Hotez P.J. (2016b). Will Zika return to the ‘Old World’? Microbes and Infection, In Press.
Khan I. A., Din M.M.U., Hussain S., Akbar R., Saeed M., Farid A., Fayaz W. and Shah R.A., (2015). A Study of Mosquito Fauna of District Upper Dir, Khyber Pakhtunkhwa-Pakistan, Journal of Entomology and Zoology Studies,3(5), pp. 455-458.
Kindhausera M.K., Allena T., Franka V., Santhanaa R.S. and Dye, C., (2016). Zika: the origin and spread of a mosquito-borne virus[Online]. Bulletin of the World Health Organization.  pp. 1-18.
Kuno G. and  Chang G.J. (2007). Full-length sequencing and genomic characterization of Bagaza, Kedougou, and Zika viruses. Archives of virology, 152, 687-696.
Lucey D.R. and Gostin L. O. (2016). The Emerging Zika Pandemic: Enhancing Preparedness.  Journal of the American Medical Association, 1;315(9), pp.865-6.
Marcondes C.B. and Ximens M.D.F.F.D. (2015). Zika virus in Brazil and the danger of infestation by Aedes (Stegomyia) mosquitoes.
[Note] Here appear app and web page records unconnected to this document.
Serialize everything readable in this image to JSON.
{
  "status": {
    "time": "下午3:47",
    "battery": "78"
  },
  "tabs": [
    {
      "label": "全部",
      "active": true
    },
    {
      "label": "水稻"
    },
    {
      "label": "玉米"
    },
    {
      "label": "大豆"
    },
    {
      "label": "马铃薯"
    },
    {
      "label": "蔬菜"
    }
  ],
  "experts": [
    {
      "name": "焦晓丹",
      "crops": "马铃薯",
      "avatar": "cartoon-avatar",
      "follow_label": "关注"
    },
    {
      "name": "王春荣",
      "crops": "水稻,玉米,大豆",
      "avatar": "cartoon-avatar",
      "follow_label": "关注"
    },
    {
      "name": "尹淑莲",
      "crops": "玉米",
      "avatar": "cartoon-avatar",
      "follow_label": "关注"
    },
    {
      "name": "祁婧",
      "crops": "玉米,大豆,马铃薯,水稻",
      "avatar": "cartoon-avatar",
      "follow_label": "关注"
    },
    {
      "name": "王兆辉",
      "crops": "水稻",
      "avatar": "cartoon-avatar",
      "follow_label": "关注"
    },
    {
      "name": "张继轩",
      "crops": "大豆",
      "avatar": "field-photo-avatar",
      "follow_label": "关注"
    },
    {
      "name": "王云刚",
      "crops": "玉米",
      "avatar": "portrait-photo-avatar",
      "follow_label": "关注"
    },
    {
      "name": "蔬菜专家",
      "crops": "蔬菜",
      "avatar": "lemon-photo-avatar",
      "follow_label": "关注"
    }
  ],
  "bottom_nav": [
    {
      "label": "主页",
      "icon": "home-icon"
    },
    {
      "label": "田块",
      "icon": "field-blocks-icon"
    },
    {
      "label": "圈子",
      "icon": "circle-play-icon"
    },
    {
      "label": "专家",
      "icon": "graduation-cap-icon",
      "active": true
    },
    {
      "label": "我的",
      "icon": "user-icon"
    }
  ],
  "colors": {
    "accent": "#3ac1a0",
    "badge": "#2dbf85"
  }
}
Revista da Sociedade Brasileira de Medicina Tropical, 49(1), pp.4-10.
Musso D., Cao-Lormeau V.M. and Gubler D.J. (2015). Zika virus: following the path of dengue and chikungunya? The Lancet Journal, 386, pp. 243-244.
Nhan T.X. and Musso D. (2015). Emergence of Zika Virus. Clinical Microbiology,4:222.
Shapshak P., Somboonwit C., Foley B.T., Alrabaa S.F.,Wills T. and Sinnott J.T. (2015). Zika Virus. Global Virology I-Identifying and Investigating Viral Diseases. Springer-Verlag New York.
Wong P.S.J., LI M.Z.I., Chong C.S., NG L.C. and Tan C.H. (2013). Aedes (Stegomyia) albopictus (Skuse): a potential vector of Zika virus in Singapore. PLOS Neglected Tropical Diseases,7, e2348.
World health organization. (2016a). Zika Situation Report - 9 June 2016[Online]. http://www.who.int/emergencies.
World health organization. (2016b). Zika virus[Online]. WHO. http://www.who.int/mediacentre/factsheets/zika/en.